▶ **REQUIRED ACTION**
Go through the material below and copy each line where the word "webui" appears.

▶ **INPUT FOR THIS TASK**
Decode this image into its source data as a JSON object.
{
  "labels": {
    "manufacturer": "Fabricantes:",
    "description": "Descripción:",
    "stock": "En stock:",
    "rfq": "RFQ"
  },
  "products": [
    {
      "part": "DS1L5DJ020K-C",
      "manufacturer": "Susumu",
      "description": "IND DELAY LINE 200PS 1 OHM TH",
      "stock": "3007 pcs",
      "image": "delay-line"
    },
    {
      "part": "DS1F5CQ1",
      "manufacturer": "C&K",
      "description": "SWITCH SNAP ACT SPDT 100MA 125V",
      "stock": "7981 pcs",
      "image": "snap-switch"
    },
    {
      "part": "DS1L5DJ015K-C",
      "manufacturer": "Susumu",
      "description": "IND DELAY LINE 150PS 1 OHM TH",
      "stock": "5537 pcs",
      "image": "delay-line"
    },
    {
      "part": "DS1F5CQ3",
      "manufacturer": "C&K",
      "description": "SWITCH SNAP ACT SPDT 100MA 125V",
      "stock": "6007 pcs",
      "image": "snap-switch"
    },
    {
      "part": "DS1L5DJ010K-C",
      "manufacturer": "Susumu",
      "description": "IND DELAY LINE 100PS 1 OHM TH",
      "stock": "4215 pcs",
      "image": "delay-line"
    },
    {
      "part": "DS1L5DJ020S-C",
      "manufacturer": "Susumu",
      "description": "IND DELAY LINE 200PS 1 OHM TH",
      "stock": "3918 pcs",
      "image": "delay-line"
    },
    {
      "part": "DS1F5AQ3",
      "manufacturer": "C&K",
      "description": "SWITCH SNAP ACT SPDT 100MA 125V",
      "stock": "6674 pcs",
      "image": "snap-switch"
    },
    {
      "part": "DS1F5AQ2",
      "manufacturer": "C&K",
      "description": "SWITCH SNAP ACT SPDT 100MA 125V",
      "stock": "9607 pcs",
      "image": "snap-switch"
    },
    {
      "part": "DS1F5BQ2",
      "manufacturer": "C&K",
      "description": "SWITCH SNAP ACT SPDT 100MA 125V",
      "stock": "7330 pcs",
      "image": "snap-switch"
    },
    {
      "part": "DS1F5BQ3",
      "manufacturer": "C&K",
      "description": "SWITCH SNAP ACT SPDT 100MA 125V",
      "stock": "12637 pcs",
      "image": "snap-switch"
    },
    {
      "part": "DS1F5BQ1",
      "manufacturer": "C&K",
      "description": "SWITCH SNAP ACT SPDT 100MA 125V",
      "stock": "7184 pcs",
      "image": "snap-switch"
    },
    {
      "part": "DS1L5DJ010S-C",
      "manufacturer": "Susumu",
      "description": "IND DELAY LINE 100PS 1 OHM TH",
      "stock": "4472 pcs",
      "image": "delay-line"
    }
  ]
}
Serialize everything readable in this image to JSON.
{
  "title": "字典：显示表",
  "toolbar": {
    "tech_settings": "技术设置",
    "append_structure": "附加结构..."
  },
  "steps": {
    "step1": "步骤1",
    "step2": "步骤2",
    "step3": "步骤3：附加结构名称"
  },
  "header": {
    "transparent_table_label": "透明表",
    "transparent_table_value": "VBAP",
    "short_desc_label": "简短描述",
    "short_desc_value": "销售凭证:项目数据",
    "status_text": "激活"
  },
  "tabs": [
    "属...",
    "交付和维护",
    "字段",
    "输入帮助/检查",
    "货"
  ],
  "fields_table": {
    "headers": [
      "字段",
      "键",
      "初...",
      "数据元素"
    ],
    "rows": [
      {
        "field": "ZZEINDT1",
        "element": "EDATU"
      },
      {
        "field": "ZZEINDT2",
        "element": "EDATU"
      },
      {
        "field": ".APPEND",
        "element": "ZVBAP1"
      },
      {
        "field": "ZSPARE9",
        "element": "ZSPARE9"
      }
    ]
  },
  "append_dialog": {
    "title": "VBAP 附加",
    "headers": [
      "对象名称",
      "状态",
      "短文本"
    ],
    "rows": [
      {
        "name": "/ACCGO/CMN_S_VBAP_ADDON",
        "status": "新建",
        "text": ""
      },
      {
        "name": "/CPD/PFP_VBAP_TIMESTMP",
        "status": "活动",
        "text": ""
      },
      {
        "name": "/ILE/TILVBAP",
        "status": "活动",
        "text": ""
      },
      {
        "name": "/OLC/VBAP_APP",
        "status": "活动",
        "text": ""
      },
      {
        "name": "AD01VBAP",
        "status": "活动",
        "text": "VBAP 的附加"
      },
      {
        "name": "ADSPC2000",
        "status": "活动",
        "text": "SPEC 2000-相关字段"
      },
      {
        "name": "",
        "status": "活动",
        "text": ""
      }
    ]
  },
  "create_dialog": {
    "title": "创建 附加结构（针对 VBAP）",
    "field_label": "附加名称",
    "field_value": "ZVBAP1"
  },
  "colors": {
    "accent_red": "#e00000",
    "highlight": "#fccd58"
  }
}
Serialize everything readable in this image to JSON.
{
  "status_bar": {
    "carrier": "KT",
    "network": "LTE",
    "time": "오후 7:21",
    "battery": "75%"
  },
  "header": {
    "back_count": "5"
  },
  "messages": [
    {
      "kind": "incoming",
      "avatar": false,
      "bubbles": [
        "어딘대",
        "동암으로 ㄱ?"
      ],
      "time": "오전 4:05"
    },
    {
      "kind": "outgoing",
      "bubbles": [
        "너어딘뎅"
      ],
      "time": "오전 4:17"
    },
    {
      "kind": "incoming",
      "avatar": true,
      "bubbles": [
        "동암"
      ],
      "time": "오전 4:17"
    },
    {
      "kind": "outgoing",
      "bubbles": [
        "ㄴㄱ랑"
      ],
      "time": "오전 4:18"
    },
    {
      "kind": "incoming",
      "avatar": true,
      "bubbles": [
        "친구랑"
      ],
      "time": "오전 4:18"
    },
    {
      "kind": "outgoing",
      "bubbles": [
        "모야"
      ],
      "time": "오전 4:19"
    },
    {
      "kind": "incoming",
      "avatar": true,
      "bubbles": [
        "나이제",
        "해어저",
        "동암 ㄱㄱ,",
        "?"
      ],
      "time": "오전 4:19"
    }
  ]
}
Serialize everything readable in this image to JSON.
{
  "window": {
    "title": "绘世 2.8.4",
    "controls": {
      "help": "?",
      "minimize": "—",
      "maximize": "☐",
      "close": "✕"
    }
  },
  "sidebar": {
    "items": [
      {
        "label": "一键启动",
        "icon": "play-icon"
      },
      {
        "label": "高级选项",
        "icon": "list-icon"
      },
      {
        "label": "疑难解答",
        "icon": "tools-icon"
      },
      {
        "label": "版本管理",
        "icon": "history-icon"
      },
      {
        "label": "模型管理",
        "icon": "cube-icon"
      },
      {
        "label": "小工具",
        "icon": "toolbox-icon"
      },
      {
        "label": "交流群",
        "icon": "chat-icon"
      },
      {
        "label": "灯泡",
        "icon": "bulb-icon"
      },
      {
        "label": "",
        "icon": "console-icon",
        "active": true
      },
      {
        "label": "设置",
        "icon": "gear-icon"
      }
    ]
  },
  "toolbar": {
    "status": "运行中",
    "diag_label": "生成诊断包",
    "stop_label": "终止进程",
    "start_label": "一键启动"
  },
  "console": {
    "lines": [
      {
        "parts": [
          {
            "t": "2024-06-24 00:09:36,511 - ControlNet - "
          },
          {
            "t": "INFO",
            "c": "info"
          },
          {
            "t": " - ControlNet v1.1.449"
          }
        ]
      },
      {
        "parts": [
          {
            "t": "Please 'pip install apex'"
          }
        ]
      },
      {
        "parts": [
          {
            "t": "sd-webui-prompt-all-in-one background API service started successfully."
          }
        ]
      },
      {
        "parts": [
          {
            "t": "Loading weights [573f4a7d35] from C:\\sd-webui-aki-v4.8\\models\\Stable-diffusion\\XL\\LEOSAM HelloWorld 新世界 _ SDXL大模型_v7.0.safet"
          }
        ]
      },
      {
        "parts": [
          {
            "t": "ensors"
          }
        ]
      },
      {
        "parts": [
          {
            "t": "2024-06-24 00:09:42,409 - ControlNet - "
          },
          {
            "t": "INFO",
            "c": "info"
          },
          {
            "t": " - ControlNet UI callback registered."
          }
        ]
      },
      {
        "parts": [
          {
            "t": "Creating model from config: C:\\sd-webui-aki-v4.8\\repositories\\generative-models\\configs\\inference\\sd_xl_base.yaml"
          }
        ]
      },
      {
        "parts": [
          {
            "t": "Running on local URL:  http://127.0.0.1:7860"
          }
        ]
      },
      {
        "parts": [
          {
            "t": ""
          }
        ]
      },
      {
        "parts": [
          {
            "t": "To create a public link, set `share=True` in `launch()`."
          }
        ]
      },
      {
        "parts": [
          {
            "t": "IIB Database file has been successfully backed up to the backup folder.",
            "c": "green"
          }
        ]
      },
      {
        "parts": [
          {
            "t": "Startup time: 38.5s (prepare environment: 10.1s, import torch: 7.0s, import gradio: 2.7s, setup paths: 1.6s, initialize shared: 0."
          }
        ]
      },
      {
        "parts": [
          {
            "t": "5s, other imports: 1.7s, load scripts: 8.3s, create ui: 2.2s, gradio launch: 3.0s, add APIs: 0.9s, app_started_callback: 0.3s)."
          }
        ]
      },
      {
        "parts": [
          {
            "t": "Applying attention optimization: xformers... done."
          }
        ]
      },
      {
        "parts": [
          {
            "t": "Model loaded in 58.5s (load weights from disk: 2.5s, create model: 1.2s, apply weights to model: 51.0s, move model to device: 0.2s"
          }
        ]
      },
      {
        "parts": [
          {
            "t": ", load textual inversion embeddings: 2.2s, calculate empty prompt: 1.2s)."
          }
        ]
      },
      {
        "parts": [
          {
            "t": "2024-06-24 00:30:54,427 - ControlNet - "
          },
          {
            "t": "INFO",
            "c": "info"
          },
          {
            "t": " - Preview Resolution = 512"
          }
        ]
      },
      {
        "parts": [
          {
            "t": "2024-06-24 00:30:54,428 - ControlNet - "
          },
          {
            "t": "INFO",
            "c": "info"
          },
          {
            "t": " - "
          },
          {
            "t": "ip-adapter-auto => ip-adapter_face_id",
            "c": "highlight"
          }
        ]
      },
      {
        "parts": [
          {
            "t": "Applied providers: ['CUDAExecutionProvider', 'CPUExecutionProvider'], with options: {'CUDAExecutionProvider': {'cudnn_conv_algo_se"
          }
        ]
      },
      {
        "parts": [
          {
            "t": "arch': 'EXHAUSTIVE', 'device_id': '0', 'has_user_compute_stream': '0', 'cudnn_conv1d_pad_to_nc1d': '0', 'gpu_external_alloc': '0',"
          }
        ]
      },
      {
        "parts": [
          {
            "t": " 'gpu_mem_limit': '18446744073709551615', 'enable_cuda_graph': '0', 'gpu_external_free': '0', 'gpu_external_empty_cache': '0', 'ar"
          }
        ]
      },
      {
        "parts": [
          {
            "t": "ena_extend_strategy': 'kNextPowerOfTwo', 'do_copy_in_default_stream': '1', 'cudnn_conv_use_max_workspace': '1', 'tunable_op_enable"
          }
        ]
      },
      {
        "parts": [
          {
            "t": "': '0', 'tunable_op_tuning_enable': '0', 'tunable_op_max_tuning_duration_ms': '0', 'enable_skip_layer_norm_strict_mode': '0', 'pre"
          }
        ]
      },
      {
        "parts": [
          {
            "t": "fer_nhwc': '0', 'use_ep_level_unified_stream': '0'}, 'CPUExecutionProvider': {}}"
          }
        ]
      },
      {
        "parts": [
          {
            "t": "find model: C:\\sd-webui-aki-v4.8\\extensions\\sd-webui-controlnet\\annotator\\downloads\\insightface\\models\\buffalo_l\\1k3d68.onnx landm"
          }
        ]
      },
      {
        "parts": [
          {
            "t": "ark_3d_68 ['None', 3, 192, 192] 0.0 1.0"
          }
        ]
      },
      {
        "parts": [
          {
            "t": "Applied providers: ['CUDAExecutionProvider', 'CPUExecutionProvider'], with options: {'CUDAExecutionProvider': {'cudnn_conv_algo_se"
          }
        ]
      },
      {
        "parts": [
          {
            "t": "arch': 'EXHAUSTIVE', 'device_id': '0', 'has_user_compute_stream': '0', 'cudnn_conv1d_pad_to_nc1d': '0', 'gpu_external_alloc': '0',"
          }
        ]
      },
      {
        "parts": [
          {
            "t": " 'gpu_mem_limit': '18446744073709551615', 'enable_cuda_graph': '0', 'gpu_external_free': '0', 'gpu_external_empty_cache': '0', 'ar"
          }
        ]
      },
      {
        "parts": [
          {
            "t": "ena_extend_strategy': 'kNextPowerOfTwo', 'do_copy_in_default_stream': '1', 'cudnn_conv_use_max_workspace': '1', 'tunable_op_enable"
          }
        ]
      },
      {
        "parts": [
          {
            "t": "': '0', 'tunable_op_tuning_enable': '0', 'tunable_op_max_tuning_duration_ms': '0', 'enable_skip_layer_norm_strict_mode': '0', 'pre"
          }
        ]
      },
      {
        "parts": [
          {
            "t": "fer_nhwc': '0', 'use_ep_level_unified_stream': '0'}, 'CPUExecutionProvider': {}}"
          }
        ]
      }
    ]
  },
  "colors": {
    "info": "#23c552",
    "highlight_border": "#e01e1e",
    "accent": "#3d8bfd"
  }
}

▶ **WRITTEN SOLUTION**
            "t": "sd-webui-prompt-all-in-one background API service started successfully."
            "t": "Loading weights [573f4a7d35] from C:\\sd-webui-aki-v4.8\\models\\Stable-diffusion\\XL\\LEOSAM HelloWorld 新世界 _ SDXL大模型_v7.0.safet"
            "t": "Creating model from config: C:\\sd-webui-aki-v4.8\\repositories\\generative-models\\configs\\inference\\sd_xl_base.yaml"
            "t": "find model: C:\\sd-webui-aki-v4.8\\extensions\\sd-webui-controlnet\\annotator\\downloads\\insightface\\models\\buffalo_l\\1k3d68.onnx landm"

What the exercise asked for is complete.